Work task – The answer must consist of every line in the records that contains the word "true".

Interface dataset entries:
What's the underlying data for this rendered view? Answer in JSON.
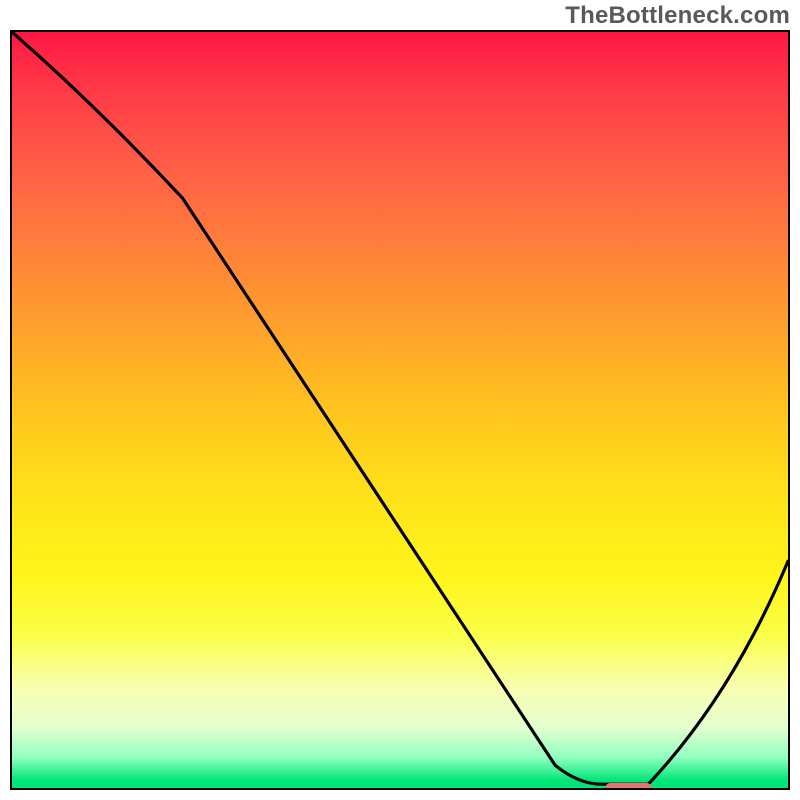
{
  "watermark": "TheBottleneck.com",
  "colors": {
    "top": "#ff1744",
    "mid": "#ffe419",
    "bottom": "#00e676",
    "curve": "#000000",
    "marker": "#e57373",
    "border": "#000000"
  },
  "chart_data": {
    "type": "line",
    "title": "",
    "xlabel": "",
    "ylabel": "",
    "xlim": [
      0,
      100
    ],
    "ylim": [
      0,
      100
    ],
    "series": [
      {
        "name": "bottleneck-curve",
        "x": [
          0,
          22,
          70,
          76,
          82,
          100
        ],
        "values": [
          100,
          78,
          3,
          0.5,
          0.5,
          30
        ]
      }
    ],
    "annotations": [
      {
        "name": "optimal-range-marker",
        "x_start": 76,
        "x_end": 82,
        "y": 0.5,
        "color": "#e57373"
      }
    ],
    "notes": "Background is a vertical heat gradient from red (top, high bottleneck) through orange/yellow to green (bottom, optimal). The black curve descends steeply from top-left, reaches a minimum near x≈76–82 (marked by the red rounded bar), then rises toward the right edge. No axes, ticks, or numeric labels are rendered."
  }
}
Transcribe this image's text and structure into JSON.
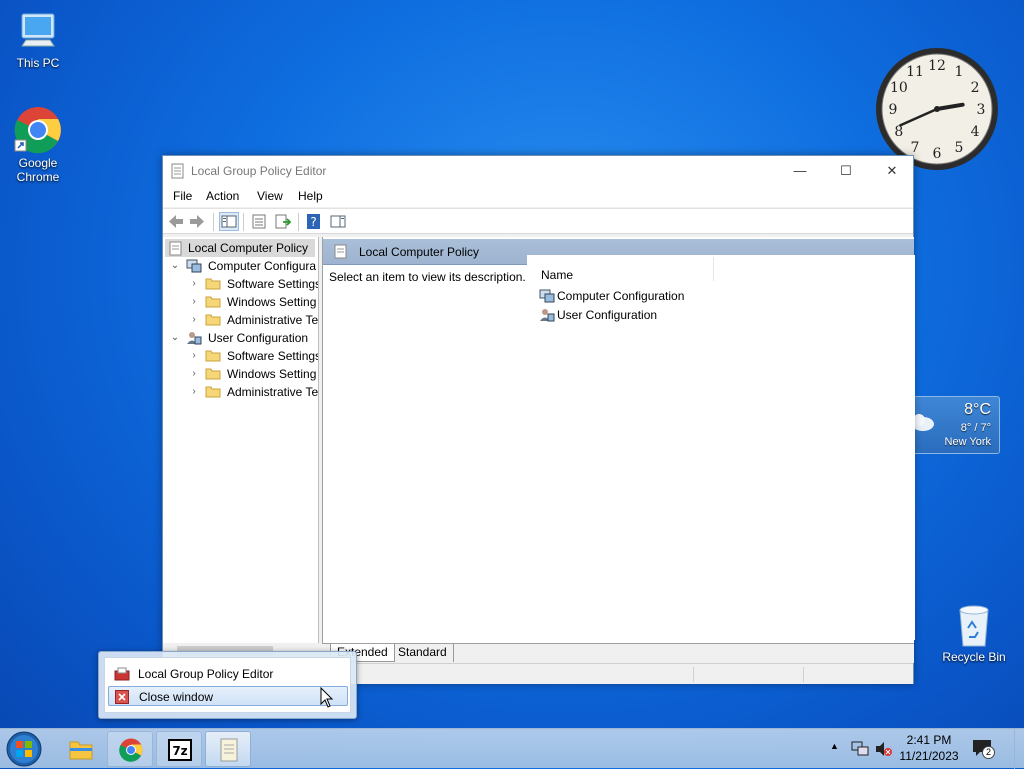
{
  "desktop": {
    "icons": [
      {
        "name": "This PC",
        "icon": "computer-icon"
      },
      {
        "name": "Google\nChrome",
        "icon": "chrome-icon"
      },
      {
        "name": "Recycle Bin",
        "icon": "recycle-bin-icon"
      }
    ],
    "clock_gadget": {
      "hour": 2,
      "minute": 41,
      "numerals": [
        "12",
        "1",
        "2",
        "3",
        "4",
        "5",
        "6",
        "7",
        "8",
        "9",
        "10",
        "11"
      ]
    },
    "weather": {
      "temp": "8°C",
      "range": "8° / 7°",
      "city": "New York"
    }
  },
  "window": {
    "title": "Local Group Policy Editor",
    "controls": {
      "minimize": "—",
      "maximize": "☐",
      "close": "✕"
    },
    "menu": [
      "File",
      "Action",
      "View",
      "Help"
    ],
    "tree": [
      {
        "label": "Local Computer Policy",
        "level": 0,
        "selected": true
      },
      {
        "label": "Computer Configura",
        "level": 1,
        "expanded": true
      },
      {
        "label": "Software Settings",
        "level": 2
      },
      {
        "label": "Windows Setting",
        "level": 2
      },
      {
        "label": "Administrative Te",
        "level": 2
      },
      {
        "label": "User Configuration",
        "level": 1,
        "expanded": true
      },
      {
        "label": "Software Settings",
        "level": 2
      },
      {
        "label": "Windows Setting",
        "level": 2
      },
      {
        "label": "Administrative Te",
        "level": 2
      }
    ],
    "right_header": "Local Computer Policy",
    "description": "Select an item to view its description.",
    "column_name": "Name",
    "items": [
      "Computer Configuration",
      "User Configuration"
    ],
    "tabs": [
      "Extended",
      "Standard"
    ]
  },
  "jumplist": {
    "items": [
      {
        "label": "Local Group Policy Editor",
        "icon": "gpedit-icon"
      },
      {
        "label": "Close window",
        "icon": "close-window-icon",
        "highlighted": true
      }
    ]
  },
  "taskbar": {
    "time": "2:41 PM",
    "date": "11/21/2023",
    "notification_count": "2",
    "apps": [
      "file-explorer-icon",
      "chrome-icon",
      "7zip-icon",
      "gpedit-icon"
    ]
  },
  "colors": {
    "desktop": "#0f6fe0",
    "selection": "#d9d9d9",
    "header": "#9db3cf"
  }
}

Answer box –
        "selected": true
        "expanded": true
        "expanded": true
        "highlighted": true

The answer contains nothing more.